General George McClellan after gaining command of the Army of the Potomac and whipping it into shape began his Peninsula Campaign in March of 1862. This campaign took the Union army under McClellan’s command down the Chesapeake Bay and up the James River. The idea was to then march on Richmond, VA the Confederate capital.
Perhaps McClellan’s greatest obstacle in the success of this campaign was his own plodding, methodical military tactics. Lincoln once commented that McClellan “has a case of the slows.” Always complaining about the need for more men, more supplies and the size of the Confederate army he faced, McClellan was a great organizational commander but not much for field command.
The Seven Days’ Battles were a series of encounters between late June and early July of 1862. These battles occurred Northeast and East of Richmond. Richmond was being defended by Robert E. Lee, the new commander of the army of Northern Virginia. Unlike McClellan, Lee was very quick to push his will on the battlefield despite inferior numbers and resources. Lee capitalized on McClellan’s indecisiveness. These battles took place at Beaver Dam Creek, Gaines’ Mill, Savage’s Station, , Fair Oaks, White Oak Swamp, Glendale and Malvern Hill.

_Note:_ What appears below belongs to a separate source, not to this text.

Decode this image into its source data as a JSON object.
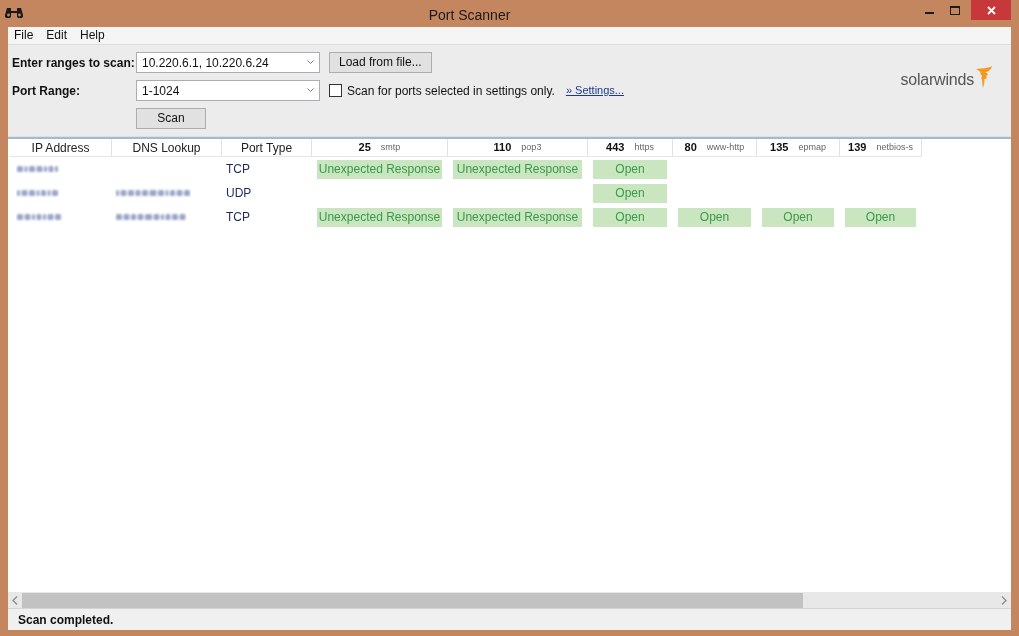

After the Union stand at Malvern Hill McClellan pulled his forces back to his home base at Harrison’s Landing along the James River. The Peninsula Campaign of 1862 did not achieve its objective, namely, capturing Richmond.
Two years later, Grant will return to Richmond with his Overland Campaign in 1864. Grant’s relentless pursuit of Lee and his Confederate army will eventually prove far more successful with the fall of Petersburg in April 1865. Richmond would soon thereafter be evacuated and the war will come to a close at Appomattox Court House on April 9, 1865.